The second document developed by the CFPB is the Closing Disclosure Form, which combines the HUD-1 and the Final TIL into a five-page document that, some fear, will extend residential settlements by as much as an hour! As part of the departmental consolidation that occurred through Dodd-Frank, the CFPB has a close affiliation with the Department of Redundancy Department ("DRDRDR"), as evidenced by the fact that page one of the Closing Disclosure Form is quite similar to the Loan Estimate Form. This description is not exactly fair in that page one does offer projected payments set out over years 1-7, and years 8-30, information that would be relevant if a consumer opted for a variable rate product. Page two is also quite similar to page two of the Loan Estimate Form, providing the final costs, fees and charges attributable to the buyer. One major change from the existing forms is the suggestion that the fees be itemized in alphabetical order. Under this organizational scheme, there will be no more 100, 200, 700, 1100, or any other numbered lines -- however, in order to keep all of the charges related to title insurance together, those charges will begin with the prefix 'title-'.
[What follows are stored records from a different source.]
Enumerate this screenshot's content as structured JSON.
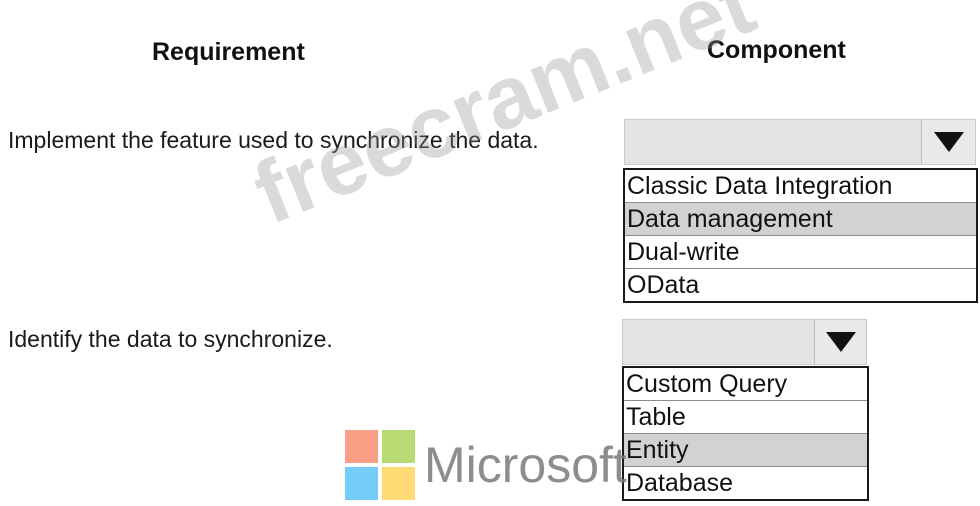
{
  "headers": {
    "requirement": "Requirement",
    "component": "Component"
  },
  "rows": [
    {
      "requirement": "Implement the feature used to synchronize the data.",
      "selected_value": "",
      "options": [
        "Classic Data Integration",
        "Data management",
        "Dual-write",
        "OData"
      ],
      "highlighted_option": "Data management"
    },
    {
      "requirement": "Identify the data to synchronize.",
      "selected_value": "",
      "options": [
        "Custom Query",
        "Table",
        "Entity",
        "Database"
      ],
      "highlighted_option": "Entity"
    }
  ],
  "watermark": "freecram.net",
  "logo": {
    "text": "Microsoft",
    "colors": [
      "#f25022",
      "#7fba00",
      "#00a4ef",
      "#ffb900"
    ]
  },
  "icons": {
    "dropdown_arrow": "triangle-down-icon"
  }
}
Page three of the Closing Disclosure Form provides the borrow with a breakdown of the cash needed to close. It is designed to compare the initial estimates with the final numbers, and to provide a brief explanation of any increases that occur. Page three also contains the reimbursements and proration charges between buyer and seller. Page four is the loan disclosure page that explains to the buyer what will happen if payments are not made on time, whether partial payments will be accepted, and escrow account information. Page five shows the 'traditional' TIL information, as well as the additional disclosure data required by Dodd-Frank. Attached as exhibits are the "Old" TIL, the Proposed Loan Estimate Form, the "Old" HUD-1 and the Proposed Closing Disclosure Form.

One area of MAJOR concern is what industry group is responsible for preparing and providing the Closing Disclosure Form. The CFPB intends to hold lenders responsible for the accuracy of the information on the form, but the CFPB has not, thus far, weighed in on who is responsible for providing the form. There are two option: (1) the lender provides the Closing Disclosure Form; or (2) the settlement agent provides the Closing Disclosure Form, but the lender remains responsible for its accuracy. While it makes sense that the settlement agent remain responsible for aggregating the information and preparing the Closing Disclosure Form (as is the norm today), expect some resistance from lenders.

In a press release dated January 8, 2013, the CFPB indicated September 2013 is the target date for releasing the integrated disclosure forms.

Copyright © Brett M. Woodburn, Esquire, CALDWELL & KEARNS, P.C., 2013

All Rights Reserved

A prior version of this article was published by the Pennsylvania Bar Institute as part of its 2013" Real Estate Institute".

Brett Woodburn is an attorney with Caldwell & Kearns and serves as associate general counsel to PAR. A substantial portion of his practice is dedicated to providing advice and counsel to real estate licensees. He and his firm represent and defend real estate salespersons and brokers in civil lawsuits and licensing claims across the Commonwealth. Brett also defends REALTORS® in disciplinary hearings conducted by the Real Estate Commission. He routinely counsels employers on employee relations issues and is one of the voices of the PAR Legal Hotline. He may be reached at www.realcompliance.com.